§ Task to complete:
Find each line below containing the word "pupystuf" and copy it.

****

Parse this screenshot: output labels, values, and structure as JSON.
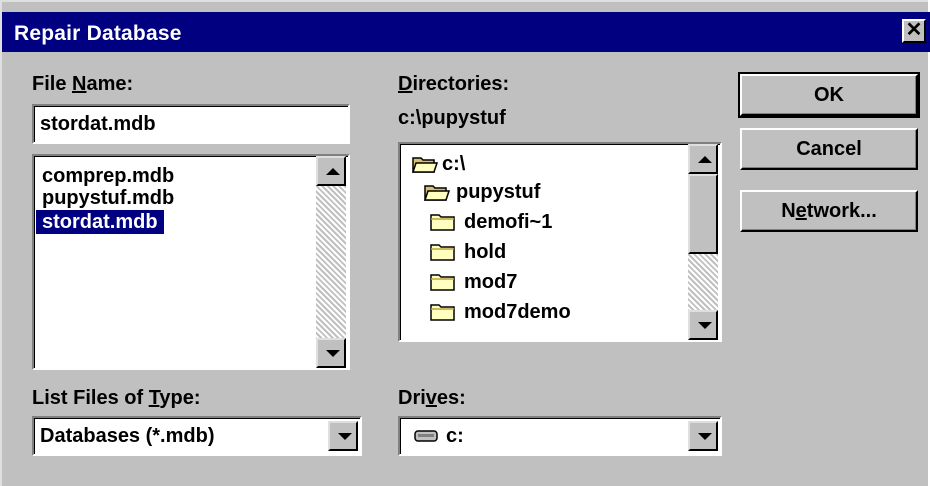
{
  "window": {
    "title": "Repair Database",
    "close_glyph": "✕"
  },
  "file_name": {
    "label_pre": "File ",
    "label_key": "N",
    "label_post": "ame:",
    "value": "stordat.mdb",
    "files": [
      "comprep.mdb",
      "pupystuf.mdb",
      "stordat.mdb"
    ],
    "selected": "stordat.mdb"
  },
  "directories": {
    "label_key": "D",
    "label_post": "irectories:",
    "current_path": "c:\\pupystuf",
    "items": [
      {
        "name": "c:\\",
        "icon": "open-folder-icon"
      },
      {
        "name": "pupystuf",
        "icon": "open-folder-icon"
      },
      {
        "name": "demofi~1",
        "icon": "folder-icon"
      },
      {
        "name": "hold",
        "icon": "folder-icon"
      },
      {
        "name": "mod7",
        "icon": "folder-icon"
      },
      {
        "name": "mod7demo",
        "icon": "folder-icon"
      }
    ]
  },
  "buttons": {
    "ok": "OK",
    "cancel": "Cancel",
    "network_pre": "N",
    "network_key": "e",
    "network_post": "twork..."
  },
  "file_type": {
    "label_pre": "List Files of ",
    "label_key": "T",
    "label_post": "ype:",
    "value": "Databases (*.mdb)"
  },
  "drives": {
    "label_pre": "Dri",
    "label_key": "v",
    "label_post": "es:",
    "value": "c:",
    "icon": "drive-icon"
  },
  "colors": {
    "titlebar": "#000080",
    "face": "#c0c0c0",
    "selection": "#000080"
  }
}
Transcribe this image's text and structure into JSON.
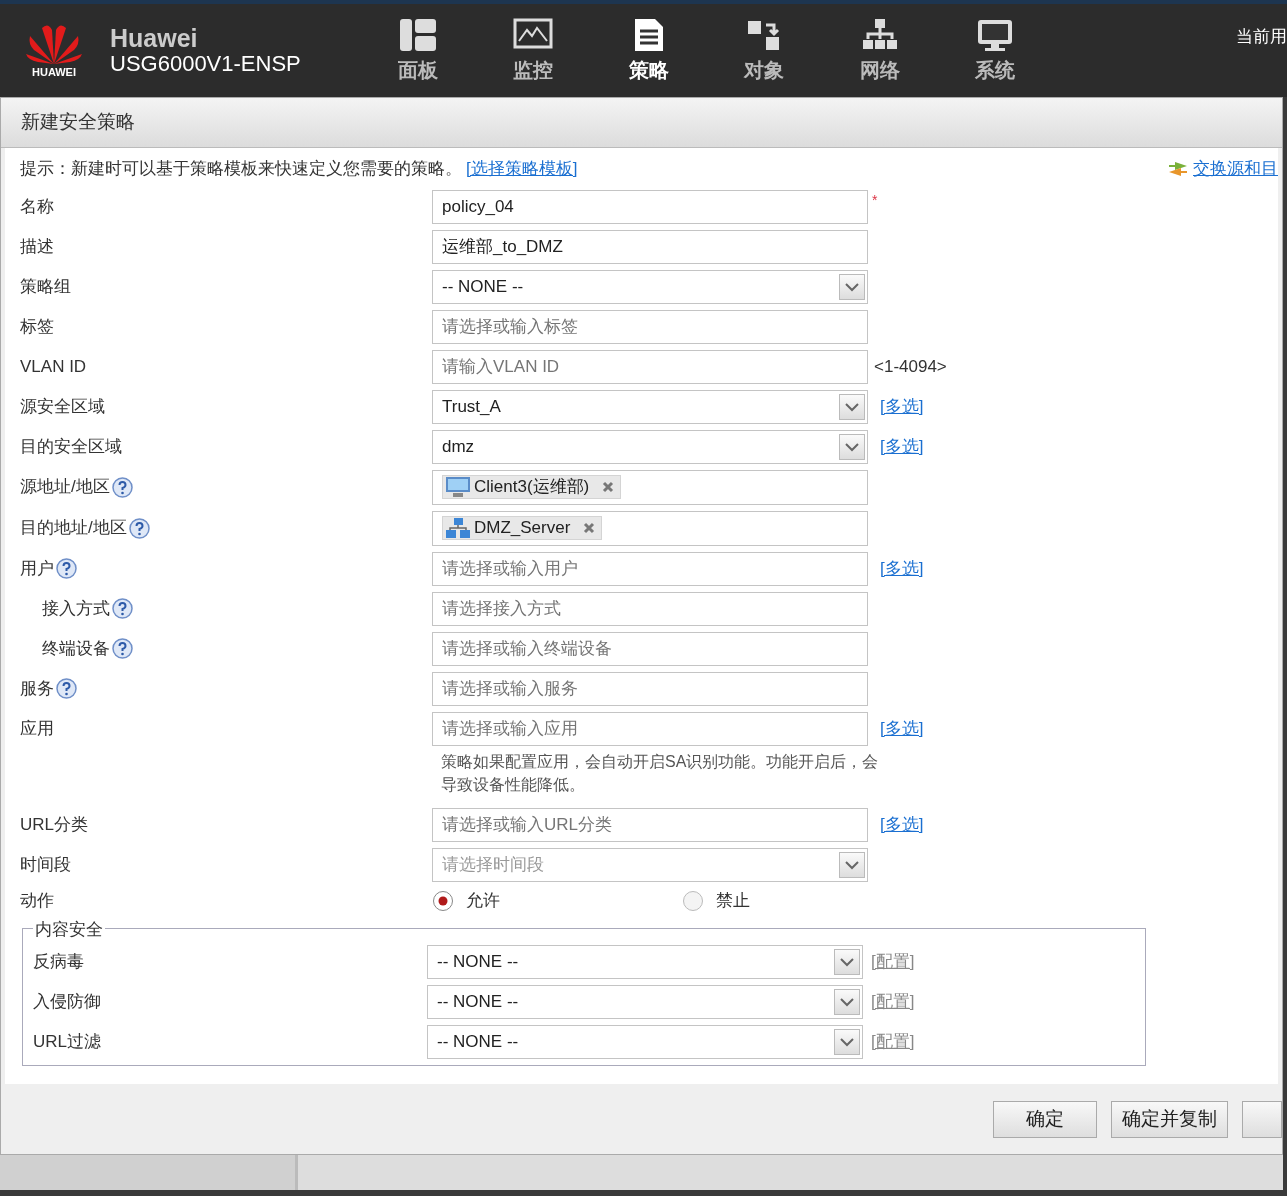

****

§ Exercise solution:
      "pupystuf.mdb",
    "current_path": "c:\\pupystuf",
        "name": "pupystuf",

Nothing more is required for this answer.